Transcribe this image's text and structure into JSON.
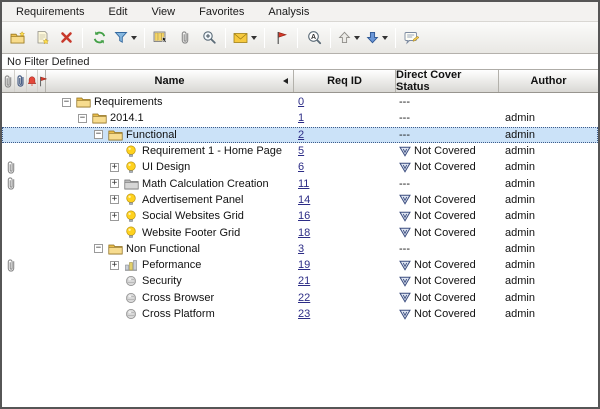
{
  "menu": {
    "items": [
      "Requirements",
      "Edit",
      "View",
      "Favorites",
      "Analysis"
    ]
  },
  "toolbar": {
    "groups": [
      [
        {
          "icon": "new-folder-icon"
        },
        {
          "icon": "new-requirement-icon"
        },
        {
          "icon": "delete-icon"
        }
      ],
      [
        {
          "icon": "refresh-icon"
        },
        {
          "icon": "filter-icon",
          "caret": true
        }
      ],
      [
        {
          "icon": "select-columns-icon"
        },
        {
          "icon": "attachment-icon"
        },
        {
          "icon": "zoom-icon"
        }
      ],
      [
        {
          "icon": "email-icon",
          "caret": true
        }
      ],
      [
        {
          "icon": "flag-icon"
        }
      ],
      [
        {
          "icon": "find-icon"
        }
      ],
      [
        {
          "icon": "go-up-icon",
          "caret": true
        },
        {
          "icon": "go-down-icon",
          "caret": true
        }
      ],
      [
        {
          "icon": "comments-icon"
        }
      ]
    ]
  },
  "filter_bar": {
    "text": "No Filter Defined"
  },
  "grid": {
    "gutter_icons": [
      "attachment-icon",
      "rich-text-icon",
      "alert-icon",
      "followup-flag-icon"
    ],
    "columns": [
      {
        "label": "Name",
        "sort": "left"
      },
      {
        "label": "Req ID"
      },
      {
        "label": "Direct Cover Status"
      },
      {
        "label": "Author"
      }
    ],
    "status_not_covered": "Not Covered",
    "status_none": "---",
    "rows": [
      {
        "name": "Requirements",
        "level": 0,
        "expander": "minus",
        "icon": "folder-icon",
        "req_id": "0",
        "status": "---",
        "author": "",
        "attachment": false,
        "selected": false
      },
      {
        "name": "2014.1",
        "level": 1,
        "expander": "minus",
        "icon": "folder-icon",
        "req_id": "1",
        "status": "---",
        "author": "admin",
        "attachment": false,
        "selected": false
      },
      {
        "name": "Functional",
        "level": 2,
        "expander": "minus",
        "icon": "folder-icon",
        "req_id": "2",
        "status": "---",
        "author": "admin",
        "attachment": false,
        "selected": true
      },
      {
        "name": "Requirement 1 - Home Page",
        "level": 3,
        "expander": "none",
        "icon": "bulb-icon",
        "req_id": "5",
        "status": "Not Covered",
        "author": "admin",
        "attachment": false,
        "selected": false
      },
      {
        "name": "UI Design",
        "level": 3,
        "expander": "plus",
        "icon": "bulb-icon",
        "req_id": "6",
        "status": "Not Covered",
        "author": "admin",
        "attachment": true,
        "selected": false
      },
      {
        "name": "Math Calculation Creation",
        "level": 3,
        "expander": "plus",
        "icon": "gray-folder-icon",
        "req_id": "11",
        "status": "---",
        "author": "admin",
        "attachment": true,
        "selected": false
      },
      {
        "name": "Advertisement Panel",
        "level": 3,
        "expander": "plus",
        "icon": "bulb-icon",
        "req_id": "14",
        "status": "Not Covered",
        "author": "admin",
        "attachment": false,
        "selected": false
      },
      {
        "name": "Social Websites Grid",
        "level": 3,
        "expander": "plus",
        "icon": "bulb-icon",
        "req_id": "16",
        "status": "Not Covered",
        "author": "admin",
        "attachment": false,
        "selected": false
      },
      {
        "name": "Website Footer Grid",
        "level": 3,
        "expander": "none",
        "icon": "bulb-icon",
        "req_id": "18",
        "status": "Not Covered",
        "author": "admin",
        "attachment": false,
        "selected": false
      },
      {
        "name": "Non Functional",
        "level": 2,
        "expander": "minus",
        "icon": "folder-icon",
        "req_id": "3",
        "status": "---",
        "author": "admin",
        "attachment": false,
        "selected": false
      },
      {
        "name": "Peformance",
        "level": 3,
        "expander": "plus",
        "icon": "performance-icon",
        "req_id": "19",
        "status": "Not Covered",
        "author": "admin",
        "attachment": true,
        "selected": false
      },
      {
        "name": "Security",
        "level": 3,
        "expander": "none",
        "icon": "sphere-icon",
        "req_id": "21",
        "status": "Not Covered",
        "author": "admin",
        "attachment": false,
        "selected": false
      },
      {
        "name": "Cross Browser",
        "level": 3,
        "expander": "none",
        "icon": "sphere-icon",
        "req_id": "22",
        "status": "Not Covered",
        "author": "admin",
        "attachment": false,
        "selected": false
      },
      {
        "name": "Cross Platform",
        "level": 3,
        "expander": "none",
        "icon": "sphere-icon",
        "req_id": "23",
        "status": "Not Covered",
        "author": "admin",
        "attachment": false,
        "selected": false
      }
    ]
  },
  "colors": {
    "selection_bg": "#cbe2f8",
    "link": "#2c2c86",
    "accent_red": "#d63a2a",
    "accent_green": "#43a047",
    "accent_blue": "#6b97d8",
    "folder_yellow": "#f7dc8f"
  }
}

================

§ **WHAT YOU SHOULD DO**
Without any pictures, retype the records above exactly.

§ **TASK SOLUTION**
Transcribe this image's text and structure into JSON.
{
  "menu": {
    "items": [
      "Requirements",
      "Edit",
      "View",
      "Favorites",
      "Analysis"
    ]
  },
  "toolbar": {
    "groups": [
      [
        {
          "icon": "new-folder-icon"
        },
        {
          "icon": "new-requirement-icon"
        },
        {
          "icon": "delete-icon"
        }
      ],
      [
        {
          "icon": "refresh-icon"
        },
        {
          "icon": "filter-icon",
          "caret": true
        }
      ],
      [
        {
          "icon": "select-columns-icon"
        },
        {
          "icon": "attachment-icon"
        },
        {
          "icon": "zoom-icon"
        }
      ],
      [
        {
          "icon": "email-icon",
          "caret": true
        }
      ],
      [
        {
          "icon": "flag-icon"
        }
      ],
      [
        {
          "icon": "find-icon"
        }
      ],
      [
        {
          "icon": "go-up-icon",
          "caret": true
        },
        {
          "icon": "go-down-icon",
          "caret": true
        }
      ],
      [
        {
          "icon": "comments-icon"
        }
      ]
    ]
  },
  "filter_bar": {
    "text": "No Filter Defined"
  },
  "grid": {
    "gutter_icons": [
      "attachment-icon",
      "rich-text-icon",
      "alert-icon",
      "followup-flag-icon"
    ],
    "columns": [
      {
        "label": "Name",
        "sort": "left"
      },
      {
        "label": "Req ID"
      },
      {
        "label": "Direct Cover Status"
      },
      {
        "label": "Author"
      }
    ],
    "status_not_covered": "Not Covered",
    "status_none": "---",
    "rows": [
      {
        "name": "Requirements",
        "level": 0,
        "expander": "minus",
        "icon": "folder-icon",
        "req_id": "0",
        "status": "---",
        "author": "",
        "attachment": false,
        "selected": false
      },
      {
        "name": "2014.1",
        "level": 1,
        "expander": "minus",
        "icon": "folder-icon",
        "req_id": "1",
        "status": "---",
        "author": "admin",
        "attachment": false,
        "selected": false
      },
      {
        "name": "Functional",
        "level": 2,
        "expander": "minus",
        "icon": "folder-icon",
        "req_id": "2",
        "status": "---",
        "author": "admin",
        "attachment": false,
        "selected": true
      },
      {
        "name": "Requirement 1 - Home Page",
        "level": 3,
        "expander": "none",
        "icon": "bulb-icon",
        "req_id": "5",
        "status": "Not Covered",
        "author": "admin",
        "attachment": false,
        "selected": false
      },
      {
        "name": "UI Design",
        "level": 3,
        "expander": "plus",
        "icon": "bulb-icon",
        "req_id": "6",
        "status": "Not Covered",
        "author": "admin",
        "attachment": true,
        "selected": false
      },
      {
        "name": "Math Calculation Creation",
        "level": 3,
        "expander": "plus",
        "icon": "gray-folder-icon",
        "req_id": "11",
        "status": "---",
        "author": "admin",
        "attachment": true,
        "selected": false
      },
      {
        "name": "Advertisement Panel",
        "level": 3,
        "expander": "plus",
        "icon": "bulb-icon",
        "req_id": "14",
        "status": "Not Covered",
        "author": "admin",
        "attachment": false,
        "selected": false
      },
      {
        "name": "Social Websites Grid",
        "level": 3,
        "expander": "plus",
        "icon": "bulb-icon",
        "req_id": "16",
        "status": "Not Covered",
        "author": "admin",
        "attachment": false,
        "selected": false
      },
      {
        "name": "Website Footer Grid",
        "level": 3,
        "expander": "none",
        "icon": "bulb-icon",
        "req_id": "18",
        "status": "Not Covered",
        "author": "admin",
        "attachment": false,
        "selected": false
      },
      {
        "name": "Non Functional",
        "level": 2,
        "expander": "minus",
        "icon": "folder-icon",
        "req_id": "3",
        "status": "---",
        "author": "admin",
        "attachment": false,
        "selected": false
      },
      {
        "name": "Peformance",
        "level": 3,
        "expander": "plus",
        "icon": "performance-icon",
        "req_id": "19",
        "status": "Not Covered",
        "author": "admin",
        "attachment": true,
        "selected": false
      },
      {
        "name": "Security",
        "level": 3,
        "expander": "none",
        "icon": "sphere-icon",
        "req_id": "21",
        "status": "Not Covered",
        "author": "admin",
        "attachment": false,
        "selected": false
      },
      {
        "name": "Cross Browser",
        "level": 3,
        "expander": "none",
        "icon": "sphere-icon",
        "req_id": "22",
        "status": "Not Covered",
        "author": "admin",
        "attachment": false,
        "selected": false
      },
      {
        "name": "Cross Platform",
        "level": 3,
        "expander": "none",
        "icon": "sphere-icon",
        "req_id": "23",
        "status": "Not Covered",
        "author": "admin",
        "attachment": false,
        "selected": false
      }
    ]
  },
  "colors": {
    "selection_bg": "#cbe2f8",
    "link": "#2c2c86",
    "accent_red": "#d63a2a",
    "accent_green": "#43a047",
    "accent_blue": "#6b97d8",
    "folder_yellow": "#f7dc8f"
  }
}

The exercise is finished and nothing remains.